Social workers who come into contact with children currently alienated must be self-reflective and aware so that they do not ally with the child against the targeted parent. A second concern is avoiding becoming intimidated or manipulated by the alienating parent. The child should be helped to develop critical thinking skills in order to enhance his or her ability to resist the pressure to choose sides. The targeted parent and the child’s relationship with that parent must be validated for the child. The social worker can be a role model who values and respects the targeted parent in order to counter the ongoing message that this parent is inadequate and someone to be discarded.
In private practice, family service agencies, and school settings, social workers may work with clients affected by parental alienation. Some of these individuals may even be unaware of the source of their pain and suffering and/or uninformed about the name and nature of this phenomenon. Familiarity on the part of the social worker is the first step in providing the client with information, guidance, and hope when dealing with this complicated and painful issue.
— Amy J. L. Baker, PhD, is director of research at the Vincent J. Fontana Center for Child Protection in New York City and author of Adult Children of Parental Alienation Syndrome: Breaking the Ties That Bind.
Resources for Targeted Parents
Amy J. L. Baker, PhD: Information about Baker’s book and e-paper, as well as links for Internet and face-to-face support groups for targeted parents and a free 45-minute video, www.amyjlbaker.com
Custody Calculation: Web site with information about a program designed to help parents have input into the creation of custody orders, www.custodycalculations.com
Divorce Support: Web site with information about divorce, www.divorcesupport.com
Parental Alienation Awareness Organization: Web site with information about parental alienation, www.parental-alienation-awareness.com
The Rachel Foundation for Family Reintegration: Organization offering reintegration programs and services for targeted parents and alienated children, www.rachelfoundation.org
Baker, A. J. L. (2007). Adult children of parental alienation syndrome: Breaking the ties that bind. New York: W. W. Norton.
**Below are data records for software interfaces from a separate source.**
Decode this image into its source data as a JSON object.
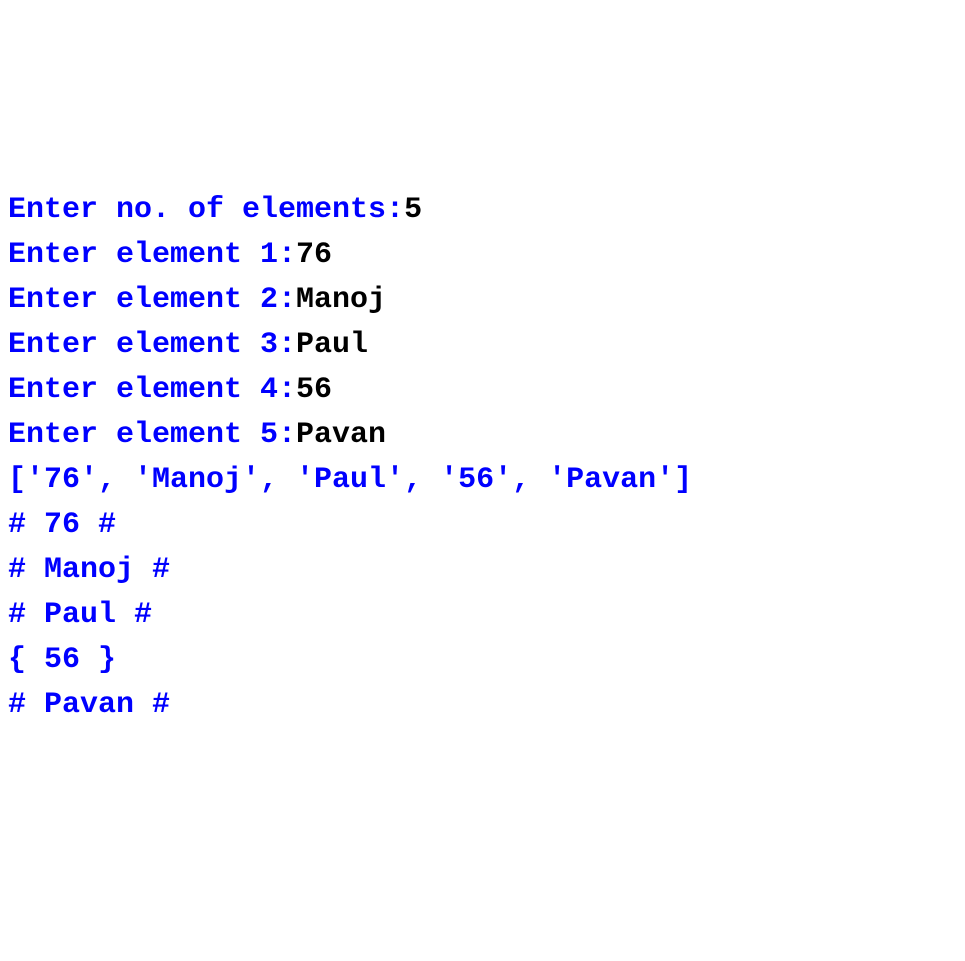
{
  "lines": [
    {
      "prompt": "Enter no. of elements:",
      "input": "5"
    },
    {
      "prompt": "Enter element 1:",
      "input": "76"
    },
    {
      "prompt": "Enter element 2:",
      "input": "Manoj"
    },
    {
      "prompt": "Enter element 3:",
      "input": "Paul"
    },
    {
      "prompt": "Enter element 4:",
      "input": "56"
    },
    {
      "prompt": "Enter element 5:",
      "input": "Pavan"
    }
  ],
  "output": [
    "['76', 'Manoj', 'Paul', '56', 'Pavan']",
    "# 76 #",
    "# Manoj #",
    "# Paul #",
    "{ 56 }",
    "# Pavan #"
  ]
}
Baker, A. J. L. & Darnall, D. (2006). Behaviors and strategies employed in parental alienation: A survey of parental experiences. Journal of Divorce & Remarriage, 45 (1/2), 97-124.
Baker, A. J. L. & Darnall, D. (2007). A construct study of the eight symptoms of severe parental alienation syndrome: A survey of parental experiences. Journal of Divorce & Remarriage, 47(1/2), 55-75.
Gardner, R. (1998). The parental alienation syndrome: A guide for mental health and legal professionals. Cresskill, NJ: Creative Therapeutics, Inc.
Langone, M. (ed) (1994). Recovery from cults: Help for victims of psychological and spiritual abuse. New York: W. W. Norton.
Wallerstein, J., Lewis, J., & Blakeslee, S. (2001). The unexpected legacy of divorce: The 25-year landmark study. New York: Hyperion.